Component data from apps and pages
- - -

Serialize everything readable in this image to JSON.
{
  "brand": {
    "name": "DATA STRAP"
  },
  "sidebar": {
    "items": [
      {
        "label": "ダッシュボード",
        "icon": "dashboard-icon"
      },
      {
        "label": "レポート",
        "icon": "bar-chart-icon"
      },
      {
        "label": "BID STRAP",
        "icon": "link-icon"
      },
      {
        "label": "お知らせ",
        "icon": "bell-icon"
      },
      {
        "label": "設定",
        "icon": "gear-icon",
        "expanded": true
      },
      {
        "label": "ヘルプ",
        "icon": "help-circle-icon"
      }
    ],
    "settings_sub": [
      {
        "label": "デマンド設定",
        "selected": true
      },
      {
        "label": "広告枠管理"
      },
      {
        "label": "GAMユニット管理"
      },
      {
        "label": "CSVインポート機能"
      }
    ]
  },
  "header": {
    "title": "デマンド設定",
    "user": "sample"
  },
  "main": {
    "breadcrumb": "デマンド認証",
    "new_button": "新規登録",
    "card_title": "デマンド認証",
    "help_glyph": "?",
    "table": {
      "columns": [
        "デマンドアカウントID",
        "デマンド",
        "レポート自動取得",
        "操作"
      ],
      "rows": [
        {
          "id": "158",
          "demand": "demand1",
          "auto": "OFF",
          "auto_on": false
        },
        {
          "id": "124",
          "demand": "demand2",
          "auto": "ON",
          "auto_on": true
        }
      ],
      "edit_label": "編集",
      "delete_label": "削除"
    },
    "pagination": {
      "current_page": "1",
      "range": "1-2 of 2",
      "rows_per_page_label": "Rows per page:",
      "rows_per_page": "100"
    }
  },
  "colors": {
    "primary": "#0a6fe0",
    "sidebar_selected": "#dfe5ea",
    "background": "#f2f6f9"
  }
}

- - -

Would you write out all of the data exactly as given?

Serialize everything readable in this image to JSON.
{
  "brand": {
    "name": "DATA STRAP"
  },
  "sidebar": {
    "items": [
      {
        "label": "ダッシュボード",
        "icon": "dashboard-icon"
      },
      {
        "label": "レポート",
        "icon": "bar-chart-icon"
      },
      {
        "label": "BID STRAP",
        "icon": "link-icon"
      },
      {
        "label": "お知らせ",
        "icon": "bell-icon"
      },
      {
        "label": "設定",
        "icon": "gear-icon",
        "expanded": true
      },
      {
        "label": "ヘルプ",
        "icon": "help-circle-icon"
      }
    ],
    "settings_sub": [
      {
        "label": "デマンド設定",
        "selected": true
      },
      {
        "label": "広告枠管理"
      },
      {
        "label": "GAMユニット管理"
      },
      {
        "label": "CSVインポート機能"
      }
    ]
  },
  "header": {
    "title": "デマンド設定",
    "user": "sample"
  },
  "main": {
    "breadcrumb": "デマンド認証",
    "new_button": "新規登録",
    "card_title": "デマンド認証",
    "help_glyph": "?",
    "table": {
      "columns": [
        "デマンドアカウントID",
        "デマンド",
        "レポート自動取得",
        "操作"
      ],
      "rows": [
        {
          "id": "158",
          "demand": "demand1",
          "auto": "OFF",
          "auto_on": false
        },
        {
          "id": "124",
          "demand": "demand2",
          "auto": "ON",
          "auto_on": true
        }
      ],
      "edit_label": "編集",
      "delete_label": "削除"
    },
    "pagination": {
      "current_page": "1",
      "range": "1-2 of 2",
      "rows_per_page_label": "Rows per page:",
      "rows_per_page": "100"
    }
  },
  "colors": {
    "primary": "#0a6fe0",
    "sidebar_selected": "#dfe5ea",
    "background": "#f2f6f9"
  }
}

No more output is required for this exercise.